- Contact your local, state and national representatives. Today it is easier than ever to advocate for change. Email, call or write your representatives, or talk to them on social media. Sign petitions online or when approached. Your representatives are meant to represent you and your thoughts and they can best do that when they know what is on your mind.
- Run for office. Not everyone is suited to be in politics, but those who are should toss their proverbial hat into the ring. Even if you only serve on a school board or county council, you are increasing the number of women in politics and setting a positive example for future generations of women and girls.
- Advocate for women in your workplace. Don’t forget that doing your best work can get you promoted.
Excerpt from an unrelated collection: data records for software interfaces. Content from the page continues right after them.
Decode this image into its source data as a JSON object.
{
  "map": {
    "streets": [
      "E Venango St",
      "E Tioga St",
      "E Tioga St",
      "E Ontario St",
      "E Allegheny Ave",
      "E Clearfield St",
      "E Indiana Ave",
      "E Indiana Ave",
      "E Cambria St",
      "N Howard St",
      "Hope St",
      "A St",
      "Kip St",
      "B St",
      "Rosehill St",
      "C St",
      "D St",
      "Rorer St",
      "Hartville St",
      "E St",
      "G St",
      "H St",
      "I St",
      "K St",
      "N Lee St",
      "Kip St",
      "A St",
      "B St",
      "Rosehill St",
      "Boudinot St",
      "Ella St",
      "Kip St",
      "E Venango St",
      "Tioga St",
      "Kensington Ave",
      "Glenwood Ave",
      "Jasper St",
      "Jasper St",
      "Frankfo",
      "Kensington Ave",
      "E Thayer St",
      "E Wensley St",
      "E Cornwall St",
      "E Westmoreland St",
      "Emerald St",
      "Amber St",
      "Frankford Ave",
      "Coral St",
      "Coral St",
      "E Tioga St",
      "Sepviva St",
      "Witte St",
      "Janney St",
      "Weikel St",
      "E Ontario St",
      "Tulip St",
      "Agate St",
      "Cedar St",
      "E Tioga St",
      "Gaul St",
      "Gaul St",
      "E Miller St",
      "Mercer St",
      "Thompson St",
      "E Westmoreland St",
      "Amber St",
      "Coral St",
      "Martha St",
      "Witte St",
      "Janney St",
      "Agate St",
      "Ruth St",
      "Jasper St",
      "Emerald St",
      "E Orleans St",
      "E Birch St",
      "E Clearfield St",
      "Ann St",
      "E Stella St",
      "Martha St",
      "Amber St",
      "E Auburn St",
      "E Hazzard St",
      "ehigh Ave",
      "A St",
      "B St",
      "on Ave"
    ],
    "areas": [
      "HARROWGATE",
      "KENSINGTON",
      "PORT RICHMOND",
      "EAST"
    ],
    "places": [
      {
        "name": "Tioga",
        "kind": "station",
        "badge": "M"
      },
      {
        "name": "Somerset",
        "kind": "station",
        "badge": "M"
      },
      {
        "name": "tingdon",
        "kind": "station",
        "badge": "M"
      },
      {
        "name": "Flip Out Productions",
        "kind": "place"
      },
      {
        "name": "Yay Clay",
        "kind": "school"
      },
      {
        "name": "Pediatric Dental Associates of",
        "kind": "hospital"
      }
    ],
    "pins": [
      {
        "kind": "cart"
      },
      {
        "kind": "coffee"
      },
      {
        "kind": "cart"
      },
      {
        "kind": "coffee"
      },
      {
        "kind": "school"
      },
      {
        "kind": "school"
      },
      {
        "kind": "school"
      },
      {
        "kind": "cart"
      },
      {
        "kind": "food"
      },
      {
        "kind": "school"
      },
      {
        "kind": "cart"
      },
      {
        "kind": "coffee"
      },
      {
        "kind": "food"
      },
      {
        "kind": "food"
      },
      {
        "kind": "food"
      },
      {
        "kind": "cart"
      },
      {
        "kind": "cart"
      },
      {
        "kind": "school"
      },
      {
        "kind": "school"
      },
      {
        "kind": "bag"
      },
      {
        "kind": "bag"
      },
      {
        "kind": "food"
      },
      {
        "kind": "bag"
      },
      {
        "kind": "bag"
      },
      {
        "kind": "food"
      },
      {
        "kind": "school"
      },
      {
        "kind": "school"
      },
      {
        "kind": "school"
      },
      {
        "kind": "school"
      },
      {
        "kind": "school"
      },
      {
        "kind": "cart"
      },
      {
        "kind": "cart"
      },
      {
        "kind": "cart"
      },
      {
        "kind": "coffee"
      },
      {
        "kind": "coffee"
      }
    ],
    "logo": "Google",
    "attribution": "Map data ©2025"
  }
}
By mentoring or being mentored, you’re shoring up the future of Mercy leadership. And don’t forget to consider female candidates (especially those of color) when you’re hiring.
- Educate yourself. The more you know, the more of an informed voter you are and the better you can educate your children. You might want to start with current events, then look into the history of how that situation came to be and then brank off into other aspects. Try to get your information form credible sources and always be wary of information you see on social media.
- Speak up and speak out. Each one of us has a voice and no matter what our culture says, we have the exact same right to use it as men do. Speak up in meetings; don’t let your male co-workers mansplain or talk over you. If you are active on social media, take a stance when you see injustice being done. (But please keep Mercy’s social media policy in place if where you work is known or can easily be identified.) Attend protests and rallies if you are so moved.
You can even help by joining women across the country who are fighting to get Women’s Equality Day recognized as a National Day of Celebration, the first step toward eventually making it a National Holiday.
As it is said, “Women Hold Up Half the Sky,” which means we also hold half the power in the world. If every woman did her part, together with our male allies we could affect major change.